90 Degrees: Hansen House gets new decor for Jerusalem Design Week

The winding hot-pink staircase forces visitors to face East, going along with this year's Jerusalem Design Week theme, "EAST."

Pink Staircase (photo credit: DOR KEDMI)
Pink Staircase
(photo credit: DOR KEDMI)
The Hansen House, a historic building in Jerusalem that was once a hospital, was decorated with a winding pink staircase for Jerusalem Design Week, which took place June 13-20.
A team of Tel Aviv architects took on installing the visually striking staircase which respects the strict preservation regulations of the building, calling their design "90 Degrees."
With the theme of the week being simply "EAST," the installation has a diagonal scaffolding system climbing along the side of the building from West to East while circling around slightly so as to force visitors to face the East. The platform the stairs form is approximately 14 meters high.
The alternative journey through the Hansen House presents views past the building to the surrounding areas.
Hansen House, located in the Talibya neighborhood, was originally a hospital for Hansen's disease, or leprosy. Conrad Schick was the original architect, a German missionary who was self-taught in architecture.
The Moravian Church's Herrenhut brotherhood ran the hospital between its establishment in 1887 and 1950, when the Jewish National Fund bought it from them.
The last leprosy patients left the facility in 2000, once the cure was found.
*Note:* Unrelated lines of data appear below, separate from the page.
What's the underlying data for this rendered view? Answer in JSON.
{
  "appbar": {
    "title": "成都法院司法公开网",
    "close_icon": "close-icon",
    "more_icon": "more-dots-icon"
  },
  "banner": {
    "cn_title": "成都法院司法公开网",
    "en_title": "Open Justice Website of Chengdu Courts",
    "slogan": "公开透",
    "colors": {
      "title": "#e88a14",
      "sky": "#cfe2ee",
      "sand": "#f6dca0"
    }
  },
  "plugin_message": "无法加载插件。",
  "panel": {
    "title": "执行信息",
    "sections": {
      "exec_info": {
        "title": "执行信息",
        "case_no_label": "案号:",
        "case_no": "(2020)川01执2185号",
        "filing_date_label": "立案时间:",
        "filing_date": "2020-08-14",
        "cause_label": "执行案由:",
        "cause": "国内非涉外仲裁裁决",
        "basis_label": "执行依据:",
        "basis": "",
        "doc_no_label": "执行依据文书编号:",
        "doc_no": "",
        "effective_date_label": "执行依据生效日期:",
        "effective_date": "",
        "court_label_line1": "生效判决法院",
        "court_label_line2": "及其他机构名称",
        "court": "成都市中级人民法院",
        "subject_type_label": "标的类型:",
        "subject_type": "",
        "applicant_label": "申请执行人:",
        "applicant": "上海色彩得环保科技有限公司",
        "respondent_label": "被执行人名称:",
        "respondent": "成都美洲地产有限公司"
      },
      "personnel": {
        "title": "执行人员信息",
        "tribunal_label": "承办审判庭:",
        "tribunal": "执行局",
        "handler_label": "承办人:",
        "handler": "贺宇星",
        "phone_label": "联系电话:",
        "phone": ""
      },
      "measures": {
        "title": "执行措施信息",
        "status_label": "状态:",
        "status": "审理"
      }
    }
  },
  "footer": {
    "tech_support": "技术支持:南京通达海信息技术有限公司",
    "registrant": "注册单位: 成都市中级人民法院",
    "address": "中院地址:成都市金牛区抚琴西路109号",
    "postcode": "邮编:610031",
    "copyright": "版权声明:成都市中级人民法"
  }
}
It is now an art exhibition for Bezalel Academy of Arts and Design.